## Task prompt
Each of the entries should be output exactly, with nothing left out.

[Data about app and page elements]
---+---

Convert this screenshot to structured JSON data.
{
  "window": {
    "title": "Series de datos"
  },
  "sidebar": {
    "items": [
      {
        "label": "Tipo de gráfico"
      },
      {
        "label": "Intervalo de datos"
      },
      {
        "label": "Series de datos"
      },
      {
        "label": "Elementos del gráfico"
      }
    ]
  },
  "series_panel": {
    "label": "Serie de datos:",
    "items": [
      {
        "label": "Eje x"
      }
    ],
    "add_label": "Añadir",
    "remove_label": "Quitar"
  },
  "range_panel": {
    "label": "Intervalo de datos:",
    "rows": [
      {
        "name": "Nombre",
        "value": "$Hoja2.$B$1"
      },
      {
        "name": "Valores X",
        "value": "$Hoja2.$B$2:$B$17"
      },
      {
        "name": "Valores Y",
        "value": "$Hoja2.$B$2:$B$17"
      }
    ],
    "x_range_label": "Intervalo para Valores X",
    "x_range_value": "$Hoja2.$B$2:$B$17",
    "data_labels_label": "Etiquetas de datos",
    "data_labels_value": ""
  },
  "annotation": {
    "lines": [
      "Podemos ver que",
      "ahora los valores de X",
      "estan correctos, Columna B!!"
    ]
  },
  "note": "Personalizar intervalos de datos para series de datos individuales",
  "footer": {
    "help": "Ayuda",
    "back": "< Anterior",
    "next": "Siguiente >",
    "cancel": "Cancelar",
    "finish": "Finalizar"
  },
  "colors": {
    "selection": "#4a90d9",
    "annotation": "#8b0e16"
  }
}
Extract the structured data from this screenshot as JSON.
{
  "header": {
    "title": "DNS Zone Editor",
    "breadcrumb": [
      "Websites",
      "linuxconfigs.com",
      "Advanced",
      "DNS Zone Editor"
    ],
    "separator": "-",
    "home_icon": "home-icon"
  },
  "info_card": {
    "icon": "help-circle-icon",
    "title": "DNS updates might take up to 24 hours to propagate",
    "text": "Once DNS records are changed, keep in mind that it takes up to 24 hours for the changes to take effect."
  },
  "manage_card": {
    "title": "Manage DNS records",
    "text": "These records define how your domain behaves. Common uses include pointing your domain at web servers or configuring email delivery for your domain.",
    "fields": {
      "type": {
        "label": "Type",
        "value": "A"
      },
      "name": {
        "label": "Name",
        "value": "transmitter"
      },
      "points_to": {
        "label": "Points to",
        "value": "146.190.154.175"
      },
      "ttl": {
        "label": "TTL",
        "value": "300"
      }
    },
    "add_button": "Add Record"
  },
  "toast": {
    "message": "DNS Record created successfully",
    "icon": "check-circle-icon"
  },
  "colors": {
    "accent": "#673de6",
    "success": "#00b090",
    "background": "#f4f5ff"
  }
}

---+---

## Finished exercise
Convert this screenshot to structured JSON data.
{
  "window": {
    "title": "Series de datos"
  },
  "sidebar": {
    "items": [
      {
        "label": "Tipo de gráfico"
      },
      {
        "label": "Intervalo de datos"
      },
      {
        "label": "Series de datos"
      },
      {
        "label": "Elementos del gráfico"
      }
    ]
  },
  "series_panel": {
    "label": "Serie de datos:",
    "items": [
      {
        "label": "Eje x"
      }
    ],
    "add_label": "Añadir",
    "remove_label": "Quitar"
  },
  "range_panel": {
    "label": "Intervalo de datos:",
    "rows": [
      {
        "name": "Nombre",
        "value": "$Hoja2.$B$1"
      },
      {
        "name": "Valores X",
        "value": "$Hoja2.$B$2:$B$17"
      },
      {
        "name": "Valores Y",
        "value": "$Hoja2.$B$2:$B$17"
      }
    ],
    "x_range_label": "Intervalo para Valores X",
    "x_range_value": "$Hoja2.$B$2:$B$17",
    "data_labels_label": "Etiquetas de datos",
    "data_labels_value": ""
  },
  "annotation": {
    "lines": [
      "Podemos ver que",
      "ahora los valores de X",
      "estan correctos, Columna B!!"
    ]
  },
  "note": "Personalizar intervalos de datos para series de datos individuales",
  "footer": {
    "help": "Ayuda",
    "back": "< Anterior",
    "next": "Siguiente >",
    "cancel": "Cancelar",
    "finish": "Finalizar"
  },
  "colors": {
    "selection": "#4a90d9",
    "annotation": "#8b0e16"
  }
}
Extract the structured data from this screenshot as JSON.
{
  "header": {
    "title": "DNS Zone Editor",
    "breadcrumb": [
      "Websites",
      "linuxconfigs.com",
      "Advanced",
      "DNS Zone Editor"
    ],
    "separator": "-",
    "home_icon": "home-icon"
  },
  "info_card": {
    "icon": "help-circle-icon",
    "title": "DNS updates might take up to 24 hours to propagate",
    "text": "Once DNS records are changed, keep in mind that it takes up to 24 hours for the changes to take effect."
  },
  "manage_card": {
    "title": "Manage DNS records",
    "text": "These records define how your domain behaves. Common uses include pointing your domain at web servers or configuring email delivery for your domain.",
    "fields": {
      "type": {
        "label": "Type",
        "value": "A"
      },
      "name": {
        "label": "Name",
        "value": "transmitter"
      },
      "points_to": {
        "label": "Points to",
        "value": "146.190.154.175"
      },
      "ttl": {
        "label": "TTL",
        "value": "300"
      }
    },
    "add_button": "Add Record"
  },
  "toast": {
    "message": "DNS Record created successfully",
    "icon": "check-circle-icon"
  },
  "colors": {
    "accent": "#673de6",
    "success": "#00b090",
    "background": "#f4f5ff"
  }
}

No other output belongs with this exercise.